Gebhard Brewery, Morris Illinois
I stumbled upon the Gebhard Brewery in Morris Illinois this summer while traveling between Peru and Joliet. I'm embarrassed to admit that I didn't know about it before hand. Finding it, and later the Zorn Brewery on the same trip has sparked my latest obsession. That obsession being the architecture, location and present uses of pre-prohibition breweries. I've located about 150 so far. Many are only partially surviving. There were over 2,000 operating breweries in the US in the decades before prohibition so I'm sure I still have more to find. I'll post the results of my research on this website when I'm further along.
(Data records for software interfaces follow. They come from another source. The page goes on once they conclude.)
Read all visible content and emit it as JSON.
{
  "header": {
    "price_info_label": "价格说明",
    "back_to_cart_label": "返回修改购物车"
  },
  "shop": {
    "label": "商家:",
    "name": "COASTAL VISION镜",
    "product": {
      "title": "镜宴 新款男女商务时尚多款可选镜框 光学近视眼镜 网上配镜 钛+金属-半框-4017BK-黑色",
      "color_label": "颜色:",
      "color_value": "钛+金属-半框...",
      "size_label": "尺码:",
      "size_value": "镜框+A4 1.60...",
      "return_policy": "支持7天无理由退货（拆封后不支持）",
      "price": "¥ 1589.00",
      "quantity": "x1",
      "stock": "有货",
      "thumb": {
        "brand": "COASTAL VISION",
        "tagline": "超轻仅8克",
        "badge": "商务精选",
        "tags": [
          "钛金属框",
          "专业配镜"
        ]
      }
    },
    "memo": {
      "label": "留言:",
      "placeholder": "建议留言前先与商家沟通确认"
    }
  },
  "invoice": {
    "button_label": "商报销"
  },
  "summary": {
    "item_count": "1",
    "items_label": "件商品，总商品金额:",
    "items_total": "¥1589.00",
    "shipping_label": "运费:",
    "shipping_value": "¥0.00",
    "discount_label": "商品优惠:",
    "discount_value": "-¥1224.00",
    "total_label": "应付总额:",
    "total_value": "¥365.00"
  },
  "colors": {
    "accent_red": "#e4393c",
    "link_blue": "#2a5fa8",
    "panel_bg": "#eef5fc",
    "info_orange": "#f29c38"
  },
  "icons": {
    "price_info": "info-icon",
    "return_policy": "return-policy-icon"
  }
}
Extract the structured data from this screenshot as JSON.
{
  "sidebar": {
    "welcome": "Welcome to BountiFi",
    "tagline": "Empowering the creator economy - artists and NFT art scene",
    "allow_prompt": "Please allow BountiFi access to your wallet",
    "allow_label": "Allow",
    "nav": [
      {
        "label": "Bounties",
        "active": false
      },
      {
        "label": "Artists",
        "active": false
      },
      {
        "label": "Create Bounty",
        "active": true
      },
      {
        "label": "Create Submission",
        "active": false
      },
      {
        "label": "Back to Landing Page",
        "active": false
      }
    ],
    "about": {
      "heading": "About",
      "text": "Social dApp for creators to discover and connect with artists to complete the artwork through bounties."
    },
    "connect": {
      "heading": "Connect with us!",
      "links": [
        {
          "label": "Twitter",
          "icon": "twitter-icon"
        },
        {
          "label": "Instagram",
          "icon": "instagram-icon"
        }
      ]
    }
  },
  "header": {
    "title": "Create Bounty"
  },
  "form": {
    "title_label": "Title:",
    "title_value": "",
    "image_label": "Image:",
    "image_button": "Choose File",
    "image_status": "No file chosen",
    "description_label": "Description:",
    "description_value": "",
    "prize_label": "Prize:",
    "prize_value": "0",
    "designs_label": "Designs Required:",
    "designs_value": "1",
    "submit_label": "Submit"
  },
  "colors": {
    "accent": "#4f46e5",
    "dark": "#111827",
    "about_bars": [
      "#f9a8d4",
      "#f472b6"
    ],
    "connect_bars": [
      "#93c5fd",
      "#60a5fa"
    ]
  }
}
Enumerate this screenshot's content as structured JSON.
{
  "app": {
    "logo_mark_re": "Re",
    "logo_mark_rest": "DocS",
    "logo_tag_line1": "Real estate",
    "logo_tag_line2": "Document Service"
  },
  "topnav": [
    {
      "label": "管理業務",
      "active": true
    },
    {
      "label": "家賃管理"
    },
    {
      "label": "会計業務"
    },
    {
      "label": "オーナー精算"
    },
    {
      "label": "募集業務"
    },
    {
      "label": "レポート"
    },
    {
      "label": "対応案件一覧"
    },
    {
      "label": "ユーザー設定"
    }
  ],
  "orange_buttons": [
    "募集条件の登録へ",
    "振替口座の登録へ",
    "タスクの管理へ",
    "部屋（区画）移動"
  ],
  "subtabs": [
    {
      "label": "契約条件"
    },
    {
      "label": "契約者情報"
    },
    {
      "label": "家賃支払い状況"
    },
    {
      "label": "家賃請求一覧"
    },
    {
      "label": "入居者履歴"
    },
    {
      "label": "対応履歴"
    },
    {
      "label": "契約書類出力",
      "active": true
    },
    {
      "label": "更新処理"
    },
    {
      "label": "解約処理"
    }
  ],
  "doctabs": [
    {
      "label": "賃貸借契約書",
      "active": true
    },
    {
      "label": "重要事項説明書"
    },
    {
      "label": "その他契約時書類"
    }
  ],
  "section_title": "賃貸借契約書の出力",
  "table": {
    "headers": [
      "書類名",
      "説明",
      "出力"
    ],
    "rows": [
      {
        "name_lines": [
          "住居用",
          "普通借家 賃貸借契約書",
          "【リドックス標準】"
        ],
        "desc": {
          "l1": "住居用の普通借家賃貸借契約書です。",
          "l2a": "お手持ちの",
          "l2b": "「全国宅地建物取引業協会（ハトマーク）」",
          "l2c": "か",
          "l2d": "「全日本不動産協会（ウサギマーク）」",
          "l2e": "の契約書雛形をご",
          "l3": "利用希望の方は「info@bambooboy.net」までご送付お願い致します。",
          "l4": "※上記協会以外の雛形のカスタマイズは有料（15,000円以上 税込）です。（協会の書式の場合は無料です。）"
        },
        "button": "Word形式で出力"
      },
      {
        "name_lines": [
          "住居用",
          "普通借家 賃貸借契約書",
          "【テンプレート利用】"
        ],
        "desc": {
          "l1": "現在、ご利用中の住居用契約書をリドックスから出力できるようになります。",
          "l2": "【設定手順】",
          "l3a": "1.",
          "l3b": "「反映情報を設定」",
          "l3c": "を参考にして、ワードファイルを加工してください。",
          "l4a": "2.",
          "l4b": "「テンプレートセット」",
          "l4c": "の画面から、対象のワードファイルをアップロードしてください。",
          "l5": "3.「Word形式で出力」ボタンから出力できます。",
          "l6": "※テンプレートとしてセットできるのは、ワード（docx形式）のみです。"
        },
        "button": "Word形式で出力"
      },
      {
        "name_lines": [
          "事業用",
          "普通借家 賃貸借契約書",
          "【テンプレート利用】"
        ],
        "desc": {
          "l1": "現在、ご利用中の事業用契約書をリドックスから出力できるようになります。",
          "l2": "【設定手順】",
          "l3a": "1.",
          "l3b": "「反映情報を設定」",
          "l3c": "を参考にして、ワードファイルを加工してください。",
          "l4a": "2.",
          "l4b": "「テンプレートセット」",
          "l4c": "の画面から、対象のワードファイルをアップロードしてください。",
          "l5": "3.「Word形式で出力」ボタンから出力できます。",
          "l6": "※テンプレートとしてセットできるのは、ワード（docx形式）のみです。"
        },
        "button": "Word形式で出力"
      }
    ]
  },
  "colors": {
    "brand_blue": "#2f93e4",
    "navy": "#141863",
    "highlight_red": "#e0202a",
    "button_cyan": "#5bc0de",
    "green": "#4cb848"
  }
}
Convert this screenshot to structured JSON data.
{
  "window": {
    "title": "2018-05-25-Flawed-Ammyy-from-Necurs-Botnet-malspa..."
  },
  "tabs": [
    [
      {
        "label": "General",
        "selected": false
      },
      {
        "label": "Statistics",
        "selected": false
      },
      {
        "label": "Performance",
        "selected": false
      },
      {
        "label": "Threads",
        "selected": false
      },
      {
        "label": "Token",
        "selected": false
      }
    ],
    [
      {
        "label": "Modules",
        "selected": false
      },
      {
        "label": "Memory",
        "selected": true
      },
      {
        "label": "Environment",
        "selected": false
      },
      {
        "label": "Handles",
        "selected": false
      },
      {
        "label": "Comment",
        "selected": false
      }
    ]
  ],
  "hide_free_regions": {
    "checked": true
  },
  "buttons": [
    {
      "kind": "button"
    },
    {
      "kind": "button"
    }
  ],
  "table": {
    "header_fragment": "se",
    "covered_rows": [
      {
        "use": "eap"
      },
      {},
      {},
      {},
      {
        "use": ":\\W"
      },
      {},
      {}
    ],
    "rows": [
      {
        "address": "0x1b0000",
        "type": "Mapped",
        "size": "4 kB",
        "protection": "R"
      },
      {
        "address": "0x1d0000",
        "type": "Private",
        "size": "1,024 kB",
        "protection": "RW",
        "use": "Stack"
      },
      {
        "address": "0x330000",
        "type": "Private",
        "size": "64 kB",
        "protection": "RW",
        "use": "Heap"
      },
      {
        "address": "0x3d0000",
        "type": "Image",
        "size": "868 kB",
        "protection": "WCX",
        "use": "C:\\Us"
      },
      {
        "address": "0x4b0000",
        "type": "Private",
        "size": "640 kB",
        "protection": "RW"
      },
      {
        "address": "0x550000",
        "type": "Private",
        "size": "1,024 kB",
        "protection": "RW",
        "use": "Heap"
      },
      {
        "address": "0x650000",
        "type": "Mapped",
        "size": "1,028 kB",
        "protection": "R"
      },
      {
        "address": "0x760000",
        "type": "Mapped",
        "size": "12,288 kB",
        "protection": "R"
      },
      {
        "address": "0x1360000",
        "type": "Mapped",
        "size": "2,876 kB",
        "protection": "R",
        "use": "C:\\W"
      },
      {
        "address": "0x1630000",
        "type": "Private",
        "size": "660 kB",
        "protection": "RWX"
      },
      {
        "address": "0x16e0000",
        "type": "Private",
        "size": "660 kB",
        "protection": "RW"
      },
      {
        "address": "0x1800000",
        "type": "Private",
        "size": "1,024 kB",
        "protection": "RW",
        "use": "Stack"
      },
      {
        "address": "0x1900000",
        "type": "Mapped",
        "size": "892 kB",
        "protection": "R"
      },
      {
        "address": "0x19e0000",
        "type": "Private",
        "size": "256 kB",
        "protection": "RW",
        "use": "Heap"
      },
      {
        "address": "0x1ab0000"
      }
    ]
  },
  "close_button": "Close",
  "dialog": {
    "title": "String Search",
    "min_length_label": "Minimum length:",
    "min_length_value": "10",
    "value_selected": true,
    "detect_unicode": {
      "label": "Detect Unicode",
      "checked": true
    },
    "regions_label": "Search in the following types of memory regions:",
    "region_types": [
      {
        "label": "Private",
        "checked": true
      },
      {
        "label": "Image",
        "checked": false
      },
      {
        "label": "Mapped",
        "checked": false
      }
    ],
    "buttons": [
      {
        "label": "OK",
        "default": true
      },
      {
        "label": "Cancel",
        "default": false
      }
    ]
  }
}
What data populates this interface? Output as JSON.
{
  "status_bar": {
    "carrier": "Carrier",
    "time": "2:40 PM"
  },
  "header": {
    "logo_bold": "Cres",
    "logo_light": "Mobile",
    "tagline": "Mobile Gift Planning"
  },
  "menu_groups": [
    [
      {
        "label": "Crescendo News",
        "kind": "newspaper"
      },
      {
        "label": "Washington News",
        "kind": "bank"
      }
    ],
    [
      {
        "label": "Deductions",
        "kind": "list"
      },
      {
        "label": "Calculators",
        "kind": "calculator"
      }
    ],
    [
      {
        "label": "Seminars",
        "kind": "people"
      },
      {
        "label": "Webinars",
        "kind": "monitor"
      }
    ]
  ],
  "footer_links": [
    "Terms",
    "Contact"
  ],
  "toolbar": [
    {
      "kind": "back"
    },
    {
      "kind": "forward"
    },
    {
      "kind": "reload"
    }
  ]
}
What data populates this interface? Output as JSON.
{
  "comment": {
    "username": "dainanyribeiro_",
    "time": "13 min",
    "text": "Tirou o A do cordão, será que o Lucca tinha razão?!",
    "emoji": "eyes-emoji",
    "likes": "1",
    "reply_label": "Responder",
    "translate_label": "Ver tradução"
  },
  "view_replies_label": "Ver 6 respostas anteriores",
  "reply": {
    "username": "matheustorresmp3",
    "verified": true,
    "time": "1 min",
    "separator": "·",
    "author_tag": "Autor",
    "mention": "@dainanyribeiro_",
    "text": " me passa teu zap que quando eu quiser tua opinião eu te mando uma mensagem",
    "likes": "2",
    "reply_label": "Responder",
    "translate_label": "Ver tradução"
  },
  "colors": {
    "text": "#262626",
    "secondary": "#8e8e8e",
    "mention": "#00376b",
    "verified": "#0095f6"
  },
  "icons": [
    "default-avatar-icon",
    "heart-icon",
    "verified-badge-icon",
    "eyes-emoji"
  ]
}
The Gebhard Brewery is pretty typical of breweries built from the 1870s to 1910. Gebhard had operated since 1866 but the building in the photo above and below was built in 1896. Larger breweries almost always had several specialized buildings. The tall building here was a brew house. Its design is fundamentally practical. The tower housed multiple tanks; the height of the tower allowed gravity to assist in moving material through the multiple steps of brewing. But Gebhard, maybe less than others, also has a significant amount of ornamentation. Late 19th century breweries, I've found, had more ornamentation and paid more attention to visual impact any other type of industrial building of that period. I'm not entirely sure why that is. Gebhard was designed in the Romanesque Revival style that was popular with the brewers of the day. It is smaller and has fewer flourishes that some but I think it serves as an excellent example of the type. I happened to find it on the day that the owner was having a "yard sale". So I got to walk around inside a little and talk to the owner briefly. Gebhard permanently closed at prohibition. The plant was subdivided and the different surviving buildings in the complex have different owners now. The brew house was converted into a flour mill in the 1930s and then, more recently, a plastics factory. The owner was in the process of selling it. Hopefully the new owner will take care of the building. It's a treasure. It's difficult to reuse old breweries. I think this is why so many of the most majestic ones have been demolished. The interiors of breweries were highly specialized and designed around the brewing process. Some were built with structures that were supported by internal tanks such that removing the brewing equipment would make them collapse. Later 19th century breweries had elaborate refrigeration and ventilation systems as well as the piping and tanks of earlier breweries. Once all of that equipment is removed, not much aside from an attractive but unstable shell remains. Many old brewery buildings have been successfully reused though. Grain Belt in Minneapolis and Blatz in Milwaukee being two examples.
All content on these pages Copyright Mark Hedlund 2012-2017. All rights reserved. Use in school projects and with links on social media is always okay. Please send me an email to request permission for any other use: email@example.com Non-exclusive commercial publication rights for most photos is $25 per image.